We recently heard from an NFIB member who’d been threatened with a lawsuit and exorbitant penalties after a music-licensing organization found that she’d been playing music at her business without a license.
There’s a lot of confusion about licensing. Here’s what you need to know:
What are ASCAP, BMI, and SESAC?
These three companies are performing rights organizations (PROs), which are listed by name in U.S copyright law to be music licensing intermediaries. The copyright law of the United States defines a PRO as, “An association, corporation, or other entity that license the public performance of non-dramatic musical works on behalf of copyright owners of such works.” Each performing rights organization represents different and unique songwriters and publishers. PROs serve both the creators of music and music users through music licensing services. You can research any song or writer in the PROs repertory on their respective websites.
What do ASCAP, BMI, and SESAC do?
The PROs, ASCAP, SESAC, and BMI, represent songwriter’s and music publisher’s copyrighted works and their right under the Copyright Law to publicly perform those works (See below for the definition of “public performance”). They act as a clearinghouse between the copyright owners and those who wish to publicly perform music. They collect licensing fees for public performances of music and distribute those fees to their members/ affiliates (songwriter and publishers). Under United States Copyright Law, any business that performs copyrighted music in their establishment is required to obtain advance permission from the copyright owner(s) or their representative agency (PRO).
For business owners, this often means letters, phone calls, emails and in-person visits to educate and collect licensing fees for public performances of music. A typical ASCAP, SESAC, or BMI license asks for licensing fees based on the business usage of music. The PRO’s reach out to all types of businesses using music publicly.
What constitutes a public performance of music?
According to the Copyright Law of the United States, a public performance of music is defined as, “Music performed in a place open to the public or at any place where a substantial number of persons outside of a normal circle of a family and its social acquaintances is gathered.” (Are you a lawyer? Or just want to see the law yourself? Click here.)
Common forms of public performances in small businesses include but are not limited to, streaming/iPod, CD’s, TV’s, music on hold, bands, DJs, or other live performances.
Don’t I already pay to license that material when I buy the CD, subscribe to a streaming service, pay the band, or hire a DJ?
If you have live performers, a DJ, karaoke or play legally purchased songs on an iPod or CD, the public performances of these types of music usages require the advance permission from the copyright holder or their representative agency (PRO).
If you have a jukebox, pay a service to provide background music for your establishment, or pay for a streaming service, then you may already be licensed. Some of these services already have licenses with the three PROs, you should talk to your provider to make certain you are not breaking the law.
What about playing radio or television broadcasts?

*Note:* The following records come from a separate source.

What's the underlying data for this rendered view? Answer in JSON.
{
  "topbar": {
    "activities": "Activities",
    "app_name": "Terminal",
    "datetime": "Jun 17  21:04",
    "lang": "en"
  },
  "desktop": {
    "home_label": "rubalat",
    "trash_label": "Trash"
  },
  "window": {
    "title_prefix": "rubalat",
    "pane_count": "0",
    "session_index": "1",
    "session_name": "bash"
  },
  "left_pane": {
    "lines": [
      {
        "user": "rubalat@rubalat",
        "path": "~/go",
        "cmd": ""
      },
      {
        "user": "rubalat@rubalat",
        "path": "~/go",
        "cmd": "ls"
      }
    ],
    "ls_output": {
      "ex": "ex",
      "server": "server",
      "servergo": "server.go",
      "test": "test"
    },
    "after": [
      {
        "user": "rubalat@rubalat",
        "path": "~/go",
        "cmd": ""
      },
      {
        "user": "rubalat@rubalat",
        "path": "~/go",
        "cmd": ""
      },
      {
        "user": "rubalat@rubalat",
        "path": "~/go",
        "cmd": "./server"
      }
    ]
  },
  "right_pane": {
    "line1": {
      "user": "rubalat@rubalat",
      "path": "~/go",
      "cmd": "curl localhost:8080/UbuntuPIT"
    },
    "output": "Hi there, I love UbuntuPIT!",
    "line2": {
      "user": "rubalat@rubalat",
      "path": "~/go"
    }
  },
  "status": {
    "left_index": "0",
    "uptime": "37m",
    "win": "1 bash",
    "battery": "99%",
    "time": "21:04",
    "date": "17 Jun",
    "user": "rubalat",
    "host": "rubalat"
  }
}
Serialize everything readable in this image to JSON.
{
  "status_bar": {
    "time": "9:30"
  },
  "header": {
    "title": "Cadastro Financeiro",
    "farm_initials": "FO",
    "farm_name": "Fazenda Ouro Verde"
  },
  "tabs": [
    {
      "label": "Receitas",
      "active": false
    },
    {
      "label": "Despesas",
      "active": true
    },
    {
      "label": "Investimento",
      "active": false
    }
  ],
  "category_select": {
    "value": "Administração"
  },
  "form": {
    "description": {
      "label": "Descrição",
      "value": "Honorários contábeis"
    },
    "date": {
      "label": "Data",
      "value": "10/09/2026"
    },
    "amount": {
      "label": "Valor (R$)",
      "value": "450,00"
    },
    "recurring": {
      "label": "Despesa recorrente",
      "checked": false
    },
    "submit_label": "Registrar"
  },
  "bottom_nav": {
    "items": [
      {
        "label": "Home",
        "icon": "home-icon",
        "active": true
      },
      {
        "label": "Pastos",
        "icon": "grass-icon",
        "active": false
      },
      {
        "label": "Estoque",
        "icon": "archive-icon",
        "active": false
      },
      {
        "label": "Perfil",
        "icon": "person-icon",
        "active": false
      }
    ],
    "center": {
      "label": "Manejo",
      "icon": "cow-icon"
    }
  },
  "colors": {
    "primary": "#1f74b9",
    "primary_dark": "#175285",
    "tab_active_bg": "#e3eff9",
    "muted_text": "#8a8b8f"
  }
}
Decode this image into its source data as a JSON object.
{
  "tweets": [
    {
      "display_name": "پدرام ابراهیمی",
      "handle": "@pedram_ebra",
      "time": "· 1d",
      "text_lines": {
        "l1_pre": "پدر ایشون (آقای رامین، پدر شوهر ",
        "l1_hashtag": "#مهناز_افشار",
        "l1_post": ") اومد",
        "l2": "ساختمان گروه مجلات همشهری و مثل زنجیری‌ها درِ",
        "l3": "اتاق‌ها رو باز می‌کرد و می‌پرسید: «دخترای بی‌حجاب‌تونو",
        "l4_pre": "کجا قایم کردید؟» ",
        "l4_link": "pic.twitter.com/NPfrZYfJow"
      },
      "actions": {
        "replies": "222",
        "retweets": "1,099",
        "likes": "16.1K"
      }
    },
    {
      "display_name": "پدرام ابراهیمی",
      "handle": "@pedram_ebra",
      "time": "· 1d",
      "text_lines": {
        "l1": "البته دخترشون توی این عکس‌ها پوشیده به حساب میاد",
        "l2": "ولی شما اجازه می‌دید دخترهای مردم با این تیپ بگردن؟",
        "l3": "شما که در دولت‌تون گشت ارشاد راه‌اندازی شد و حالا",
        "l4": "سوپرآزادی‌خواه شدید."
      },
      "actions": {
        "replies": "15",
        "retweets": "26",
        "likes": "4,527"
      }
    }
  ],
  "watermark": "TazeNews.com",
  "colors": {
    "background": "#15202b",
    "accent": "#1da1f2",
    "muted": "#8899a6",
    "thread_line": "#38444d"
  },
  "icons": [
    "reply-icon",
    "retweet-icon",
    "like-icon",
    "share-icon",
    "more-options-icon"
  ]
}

There are two “small business exceptions” that allow certain small businesses to play radio or television broadcasts in their establishments without having to pay any additional licensing fees. The exceptions apply to:
1. Any establishment with less than 2,000 gross square feet, and any food service or drinking establishment with less than 3,750 square feet.
2. Any business establishment with greater than 2,000 square feet, and any food service or drinking establishment with greater than 3,750 square feet provided that they use fewer than 6 speakers or TVs, no more of 4 of which are any one room, and with a screen size of less than 55 inches.
To qualify for these exceptions, the business owner must not charge an admission fee nor play any other music other than terrestrial radio and TV.
Can I play any music without violating copyright laws?
Yes, you can play public domain music. The term “public domain” refers to songs that are not protected by intellectual property laws such as copyright. Works in the public domain may be used freely without the permission of the former copyright owner. Generally speaking, public domain music is music originally copyrighted prior to and including 1922. If you want to read more please click here.
If you only use broadcast radio or TV for background music, then make sure you comply with the square feet and equipment restrictions discussed above.
If you use a service to provide background or hold music, ask your service provider directly if their fees include ASCAP, BMI, and SESAC authorization, and make sure they state so in your service agreement.
If you are playing iPod, CD’s, DVD’s, streaming music, or have live performances that include popular music, then you probably will need a license from ASCAP, BMI, and SESAC.
BROADCAST MUSIC INC. (BMI)
10 Music Square East
Nashville, TN 37203
35 Music Square East
Nashville, TN 37203
AMERICAN SOCIETY OF COMPOSERS, AUTHORS AND PUBLISHERS (ASCAP)
2675 Paces Ferry Road, SE, Suite 350
Atlanta, GA 30339
U.S. COPYRIGHT OFFICE